        nextFeeClaimTimestamp = 0;

        uint256 amountAccrued = accruedLiquiditySinceLastClaim;
        if (amountAccrued == 0) return;

        uint256 _balanceA = balanceA;
        uint256 _balanceB = balanceB;

        // Can only claim in balanced proportions
        uint256 feeAmount = (amountAccrued * adminFee) / ONE;
        uint256 liquidity = geometricMean(_balanceA, _balanceB);
        uint256 amountA = (feeAmount * _balanceA) / liquidity;
        uint256 amountB = (feeAmount * _balanceB) / liquidity;

        // Update balances
        accruedLiquiditySinceLastClaim = 0;
        balanceA = _balanceA - amountA;
        balanceB = _balanceB - amountB;

        // Transfer funds out
        transferFundsOut(underlyingA, amountA);
        transferFundsOut(underlyingB, amountB);

        emit AdminFeeClaimed(admin, feeAmount);


Importantly, this calculation means that admin fees can be claimed retroactively — if the owner changes the fees and then claims them, the liquidity accrued before the claim will still be included in the calculation.
In order to mitigate this, the admin fee changing process forces the owner to claim fees when changing them.
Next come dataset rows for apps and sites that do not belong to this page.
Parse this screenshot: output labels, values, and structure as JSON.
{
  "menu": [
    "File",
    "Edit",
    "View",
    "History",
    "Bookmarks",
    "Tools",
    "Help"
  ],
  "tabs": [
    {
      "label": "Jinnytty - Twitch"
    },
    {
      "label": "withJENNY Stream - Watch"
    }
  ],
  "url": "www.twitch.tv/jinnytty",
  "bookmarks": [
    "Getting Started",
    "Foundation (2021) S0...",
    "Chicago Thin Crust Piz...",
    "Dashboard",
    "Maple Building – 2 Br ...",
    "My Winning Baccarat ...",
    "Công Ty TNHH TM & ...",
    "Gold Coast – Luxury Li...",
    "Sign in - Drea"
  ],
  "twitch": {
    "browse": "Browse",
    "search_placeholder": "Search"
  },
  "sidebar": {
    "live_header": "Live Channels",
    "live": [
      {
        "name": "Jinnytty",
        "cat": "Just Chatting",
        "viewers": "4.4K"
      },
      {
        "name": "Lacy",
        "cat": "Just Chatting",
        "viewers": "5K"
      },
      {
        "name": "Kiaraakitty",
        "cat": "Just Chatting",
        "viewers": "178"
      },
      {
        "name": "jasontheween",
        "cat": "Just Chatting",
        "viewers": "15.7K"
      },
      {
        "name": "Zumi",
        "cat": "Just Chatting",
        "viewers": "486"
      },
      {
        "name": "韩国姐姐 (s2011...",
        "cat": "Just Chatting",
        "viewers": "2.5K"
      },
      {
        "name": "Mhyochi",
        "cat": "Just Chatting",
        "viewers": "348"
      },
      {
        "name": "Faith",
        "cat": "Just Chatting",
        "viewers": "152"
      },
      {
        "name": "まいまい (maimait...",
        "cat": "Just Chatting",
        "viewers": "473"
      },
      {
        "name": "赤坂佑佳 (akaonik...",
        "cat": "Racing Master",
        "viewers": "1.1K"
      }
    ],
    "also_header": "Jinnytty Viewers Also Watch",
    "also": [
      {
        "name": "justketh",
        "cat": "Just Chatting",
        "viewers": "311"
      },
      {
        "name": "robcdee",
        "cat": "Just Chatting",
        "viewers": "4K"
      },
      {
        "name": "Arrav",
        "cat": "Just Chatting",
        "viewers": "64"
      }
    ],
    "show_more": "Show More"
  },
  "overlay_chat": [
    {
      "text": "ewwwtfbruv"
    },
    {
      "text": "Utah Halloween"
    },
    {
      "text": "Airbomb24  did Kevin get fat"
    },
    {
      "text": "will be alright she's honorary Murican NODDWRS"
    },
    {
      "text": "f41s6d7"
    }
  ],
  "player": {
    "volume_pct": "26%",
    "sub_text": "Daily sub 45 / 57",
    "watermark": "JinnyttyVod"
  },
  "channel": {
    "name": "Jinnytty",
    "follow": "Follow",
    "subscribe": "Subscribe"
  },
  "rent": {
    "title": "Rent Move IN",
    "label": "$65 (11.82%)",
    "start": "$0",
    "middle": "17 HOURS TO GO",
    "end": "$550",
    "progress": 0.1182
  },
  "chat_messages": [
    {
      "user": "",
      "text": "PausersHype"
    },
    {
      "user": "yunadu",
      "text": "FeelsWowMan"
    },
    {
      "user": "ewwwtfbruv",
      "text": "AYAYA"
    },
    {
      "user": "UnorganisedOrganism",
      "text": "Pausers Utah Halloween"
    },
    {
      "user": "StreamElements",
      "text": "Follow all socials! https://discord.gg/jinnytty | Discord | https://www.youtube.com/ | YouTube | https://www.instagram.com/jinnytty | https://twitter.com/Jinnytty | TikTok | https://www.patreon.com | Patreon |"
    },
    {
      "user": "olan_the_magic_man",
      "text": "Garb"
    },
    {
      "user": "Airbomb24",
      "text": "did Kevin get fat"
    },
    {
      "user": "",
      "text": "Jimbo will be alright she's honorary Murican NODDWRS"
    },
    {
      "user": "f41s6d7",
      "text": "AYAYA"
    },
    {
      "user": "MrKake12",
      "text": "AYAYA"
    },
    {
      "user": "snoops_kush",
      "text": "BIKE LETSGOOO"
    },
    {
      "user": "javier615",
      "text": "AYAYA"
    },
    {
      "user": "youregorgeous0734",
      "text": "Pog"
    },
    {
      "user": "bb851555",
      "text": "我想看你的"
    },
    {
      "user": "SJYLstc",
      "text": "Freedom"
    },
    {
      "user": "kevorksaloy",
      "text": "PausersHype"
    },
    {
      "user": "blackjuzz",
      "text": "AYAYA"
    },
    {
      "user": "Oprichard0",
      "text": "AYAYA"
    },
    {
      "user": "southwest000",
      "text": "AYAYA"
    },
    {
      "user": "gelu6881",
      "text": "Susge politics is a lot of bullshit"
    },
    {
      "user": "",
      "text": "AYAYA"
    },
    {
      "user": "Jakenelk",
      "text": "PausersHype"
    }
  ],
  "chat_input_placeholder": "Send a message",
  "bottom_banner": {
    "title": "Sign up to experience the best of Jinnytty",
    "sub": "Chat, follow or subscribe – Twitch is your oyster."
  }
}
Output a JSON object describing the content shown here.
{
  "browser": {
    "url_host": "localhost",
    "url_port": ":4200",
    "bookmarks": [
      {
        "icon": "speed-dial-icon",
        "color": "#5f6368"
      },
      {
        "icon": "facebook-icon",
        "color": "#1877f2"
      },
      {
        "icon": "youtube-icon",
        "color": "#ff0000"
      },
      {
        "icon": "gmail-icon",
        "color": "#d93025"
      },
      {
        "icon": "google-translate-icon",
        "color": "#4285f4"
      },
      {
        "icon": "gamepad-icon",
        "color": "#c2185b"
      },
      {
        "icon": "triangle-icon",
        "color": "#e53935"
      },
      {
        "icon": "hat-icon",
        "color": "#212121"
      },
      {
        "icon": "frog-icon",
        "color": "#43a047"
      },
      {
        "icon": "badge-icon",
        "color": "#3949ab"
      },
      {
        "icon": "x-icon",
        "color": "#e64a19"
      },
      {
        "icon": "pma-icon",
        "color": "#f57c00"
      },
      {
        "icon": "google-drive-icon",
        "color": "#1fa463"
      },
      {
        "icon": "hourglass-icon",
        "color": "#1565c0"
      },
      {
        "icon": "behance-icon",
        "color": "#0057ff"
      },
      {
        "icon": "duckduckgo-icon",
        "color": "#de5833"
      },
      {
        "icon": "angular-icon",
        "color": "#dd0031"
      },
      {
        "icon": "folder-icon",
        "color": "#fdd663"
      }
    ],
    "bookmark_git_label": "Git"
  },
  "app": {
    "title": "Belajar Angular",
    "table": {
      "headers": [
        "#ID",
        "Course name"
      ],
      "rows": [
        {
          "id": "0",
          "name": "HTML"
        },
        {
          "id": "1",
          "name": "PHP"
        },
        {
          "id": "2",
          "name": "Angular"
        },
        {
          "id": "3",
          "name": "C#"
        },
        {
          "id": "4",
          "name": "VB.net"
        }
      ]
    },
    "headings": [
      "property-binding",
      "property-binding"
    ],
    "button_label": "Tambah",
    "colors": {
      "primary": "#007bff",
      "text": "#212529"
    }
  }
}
Additionally, there is a 7 day waiting period where the admin can’t claim fees, in order to allow liquidity providers to withdraw their funds before the higher funds are claimed.

contract Dexploit {
    event AdminFeeChanged(uint256 indexed oldFee, uint256 indexed newFee);
    function changeAdminFees(uint256 newAdminFee) external onlyAdmin nonReentrant {
        emit AdminFeeChanged(retireOldAdminFee(), setNewAdminFee(newAdminFee));
    function retireOldAdminFee() internal returns (uint256) {
        // Claim admin fee before changing it
        // Let people withdraw their funds if they don't like the new fee
        nextFeeClaimTimestamp = block.timestamp + 7 days;

        return adminFee;
    function setNewAdminFee(uint256 newAdminFee) internal returns (uint256) {
        adminFee = newAdminFee;
        return newAdminFee;

However, as we have seen, indexed event parameters are evaluated right-to-left. This means that setNewAdminFee is executed before retireOldAdminFee. As a consequence, the fees for the previous period are actually claimed with the newly set one! In fact, in this particular contract there is no maximum admin fee, so the owner can set an arbitrarily high fee in order to drain the entire underlying balances.

Closing remarks

For a dive into what the other winners were able to use, take a look at the excellent summary from the Solidity team. If you are interested to work with us on uncovering quirks in blockchain-based systems, reach out to jobs@chainsecurity.com and if you require a smart contract audit or other assurance that your blockchain project is secure, get in touch with us at info@chainsecurity.com.